Goal of the exercise = In the data that follows, each entry is to be restated exactly.

= Beginning of Section =

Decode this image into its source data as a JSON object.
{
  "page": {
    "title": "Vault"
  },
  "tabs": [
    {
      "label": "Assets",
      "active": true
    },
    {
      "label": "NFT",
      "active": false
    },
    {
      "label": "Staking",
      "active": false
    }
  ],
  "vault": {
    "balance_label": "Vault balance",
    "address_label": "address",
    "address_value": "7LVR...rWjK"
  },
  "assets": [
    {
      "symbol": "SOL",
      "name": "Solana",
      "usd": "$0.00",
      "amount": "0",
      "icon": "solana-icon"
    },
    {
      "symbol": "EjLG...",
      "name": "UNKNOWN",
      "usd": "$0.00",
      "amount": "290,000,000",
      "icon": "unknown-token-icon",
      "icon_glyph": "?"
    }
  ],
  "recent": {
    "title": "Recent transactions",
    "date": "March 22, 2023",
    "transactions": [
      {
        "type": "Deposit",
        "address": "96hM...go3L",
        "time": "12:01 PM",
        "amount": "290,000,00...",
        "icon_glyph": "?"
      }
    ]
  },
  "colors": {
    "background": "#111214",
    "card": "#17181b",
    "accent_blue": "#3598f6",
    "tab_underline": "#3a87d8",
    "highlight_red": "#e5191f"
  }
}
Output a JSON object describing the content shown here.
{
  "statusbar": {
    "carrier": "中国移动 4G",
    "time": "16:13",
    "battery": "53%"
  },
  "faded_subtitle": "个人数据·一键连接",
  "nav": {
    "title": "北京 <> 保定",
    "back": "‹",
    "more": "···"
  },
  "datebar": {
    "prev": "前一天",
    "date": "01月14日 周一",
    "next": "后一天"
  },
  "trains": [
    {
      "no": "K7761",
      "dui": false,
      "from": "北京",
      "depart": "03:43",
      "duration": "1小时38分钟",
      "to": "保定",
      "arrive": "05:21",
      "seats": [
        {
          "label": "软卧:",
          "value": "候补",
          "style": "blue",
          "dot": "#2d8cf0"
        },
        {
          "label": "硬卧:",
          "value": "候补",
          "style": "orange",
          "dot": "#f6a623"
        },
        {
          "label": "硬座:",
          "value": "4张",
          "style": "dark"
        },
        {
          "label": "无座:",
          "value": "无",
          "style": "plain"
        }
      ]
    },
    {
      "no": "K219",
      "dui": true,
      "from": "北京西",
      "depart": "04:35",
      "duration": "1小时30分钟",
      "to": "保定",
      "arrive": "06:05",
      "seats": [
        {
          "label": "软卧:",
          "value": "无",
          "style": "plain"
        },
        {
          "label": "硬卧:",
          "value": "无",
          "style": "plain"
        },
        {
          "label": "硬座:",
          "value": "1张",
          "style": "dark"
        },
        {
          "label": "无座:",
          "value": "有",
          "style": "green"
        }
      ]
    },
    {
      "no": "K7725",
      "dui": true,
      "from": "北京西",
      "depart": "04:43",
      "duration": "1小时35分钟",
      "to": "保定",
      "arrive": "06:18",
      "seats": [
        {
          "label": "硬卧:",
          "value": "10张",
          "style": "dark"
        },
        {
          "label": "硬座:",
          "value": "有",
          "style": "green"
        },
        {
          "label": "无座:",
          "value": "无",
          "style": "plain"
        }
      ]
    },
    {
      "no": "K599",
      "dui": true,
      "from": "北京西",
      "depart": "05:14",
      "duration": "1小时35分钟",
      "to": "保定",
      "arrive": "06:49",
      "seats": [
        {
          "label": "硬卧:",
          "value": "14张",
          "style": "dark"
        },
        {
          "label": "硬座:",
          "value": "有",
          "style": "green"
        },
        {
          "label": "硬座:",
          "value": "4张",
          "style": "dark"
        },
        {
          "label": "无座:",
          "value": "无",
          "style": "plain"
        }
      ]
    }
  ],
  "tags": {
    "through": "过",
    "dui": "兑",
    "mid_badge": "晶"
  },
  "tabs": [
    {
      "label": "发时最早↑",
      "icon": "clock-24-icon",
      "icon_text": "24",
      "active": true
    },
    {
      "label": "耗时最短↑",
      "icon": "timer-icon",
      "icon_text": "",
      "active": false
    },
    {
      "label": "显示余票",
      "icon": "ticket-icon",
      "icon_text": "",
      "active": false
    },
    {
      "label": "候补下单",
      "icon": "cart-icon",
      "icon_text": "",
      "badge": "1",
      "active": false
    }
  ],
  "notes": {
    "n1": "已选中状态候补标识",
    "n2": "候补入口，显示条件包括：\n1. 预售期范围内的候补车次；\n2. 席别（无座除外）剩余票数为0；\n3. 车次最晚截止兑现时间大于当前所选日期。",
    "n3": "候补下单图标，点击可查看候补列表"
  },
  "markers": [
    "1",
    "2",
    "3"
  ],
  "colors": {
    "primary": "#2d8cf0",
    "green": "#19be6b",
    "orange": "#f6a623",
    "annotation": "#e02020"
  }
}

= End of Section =

Solution to the problem =
Decode this image into its source data as a JSON object.
{
  "page": {
    "title": "Vault"
  },
  "tabs": [
    {
      "label": "Assets",
      "active": true
    },
    {
      "label": "NFT",
      "active": false
    },
    {
      "label": "Staking",
      "active": false
    }
  ],
  "vault": {
    "balance_label": "Vault balance",
    "address_label": "address",
    "address_value": "7LVR...rWjK"
  },
  "assets": [
    {
      "symbol": "SOL",
      "name": "Solana",
      "usd": "$0.00",
      "amount": "0",
      "icon": "solana-icon"
    },
    {
      "symbol": "EjLG...",
      "name": "UNKNOWN",
      "usd": "$0.00",
      "amount": "290,000,000",
      "icon": "unknown-token-icon",
      "icon_glyph": "?"
    }
  ],
  "recent": {
    "title": "Recent transactions",
    "date": "March 22, 2023",
    "transactions": [
      {
        "type": "Deposit",
        "address": "96hM...go3L",
        "time": "12:01 PM",
        "amount": "290,000,00...",
        "icon_glyph": "?"
      }
    ]
  },
  "colors": {
    "background": "#111214",
    "card": "#17181b",
    "accent_blue": "#3598f6",
    "tab_underline": "#3a87d8",
    "highlight_red": "#e5191f"
  }
}
Output a JSON object describing the content shown here.
{
  "statusbar": {
    "carrier": "中国移动 4G",
    "time": "16:13",
    "battery": "53%"
  },
  "faded_subtitle": "个人数据·一键连接",
  "nav": {
    "title": "北京 <> 保定",
    "back": "‹",
    "more": "···"
  },
  "datebar": {
    "prev": "前一天",
    "date": "01月14日 周一",
    "next": "后一天"
  },
  "trains": [
    {
      "no": "K7761",
      "dui": false,
      "from": "北京",
      "depart": "03:43",
      "duration": "1小时38分钟",
      "to": "保定",
      "arrive": "05:21",
      "seats": [
        {
          "label": "软卧:",
          "value": "候补",
          "style": "blue",
          "dot": "#2d8cf0"
        },
        {
          "label": "硬卧:",
          "value": "候补",
          "style": "orange",
          "dot": "#f6a623"
        },
        {
          "label": "硬座:",
          "value": "4张",
          "style": "dark"
        },
        {
          "label": "无座:",
          "value": "无",
          "style": "plain"
        }
      ]
    },
    {
      "no": "K219",
      "dui": true,
      "from": "北京西",
      "depart": "04:35",
      "duration": "1小时30分钟",
      "to": "保定",
      "arrive": "06:05",
      "seats": [
        {
          "label": "软卧:",
          "value": "无",
          "style": "plain"
        },
        {
          "label": "硬卧:",
          "value": "无",
          "style": "plain"
        },
        {
          "label": "硬座:",
          "value": "1张",
          "style": "dark"
        },
        {
          "label": "无座:",
          "value": "有",
          "style": "green"
        }
      ]
    },
    {
      "no": "K7725",
      "dui": true,
      "from": "北京西",
      "depart": "04:43",
      "duration": "1小时35分钟",
      "to": "保定",
      "arrive": "06:18",
      "seats": [
        {
          "label": "硬卧:",
          "value": "10张",
          "style": "dark"
        },
        {
          "label": "硬座:",
          "value": "有",
          "style": "green"
        },
        {
          "label": "无座:",
          "value": "无",
          "style": "plain"
        }
      ]
    },
    {
      "no": "K599",
      "dui": true,
      "from": "北京西",
      "depart": "05:14",
      "duration": "1小时35分钟",
      "to": "保定",
      "arrive": "06:49",
      "seats": [
        {
          "label": "硬卧:",
          "value": "14张",
          "style": "dark"
        },
        {
          "label": "硬座:",
          "value": "有",
          "style": "green"
        },
        {
          "label": "硬座:",
          "value": "4张",
          "style": "dark"
        },
        {
          "label": "无座:",
          "value": "无",
          "style": "plain"
        }
      ]
    }
  ],
  "tags": {
    "through": "过",
    "dui": "兑",
    "mid_badge": "晶"
  },
  "tabs": [
    {
      "label": "发时最早↑",
      "icon": "clock-24-icon",
      "icon_text": "24",
      "active": true
    },
    {
      "label": "耗时最短↑",
      "icon": "timer-icon",
      "icon_text": "",
      "active": false
    },
    {
      "label": "显示余票",
      "icon": "ticket-icon",
      "icon_text": "",
      "active": false
    },
    {
      "label": "候补下单",
      "icon": "cart-icon",
      "icon_text": "",
      "badge": "1",
      "active": false
    }
  ],
  "notes": {
    "n1": "已选中状态候补标识",
    "n2": "候补入口，显示条件包括：\n1. 预售期范围内的候补车次；\n2. 席别（无座除外）剩余票数为0；\n3. 车次最晚截止兑现时间大于当前所选日期。",
    "n3": "候补下单图标，点击可查看候补列表"
  },
  "markers": [
    "1",
    "2",
    "3"
  ],
  "colors": {
    "primary": "#2d8cf0",
    "green": "#19be6b",
    "orange": "#f6a623",
    "annotation": "#e02020"
  }
}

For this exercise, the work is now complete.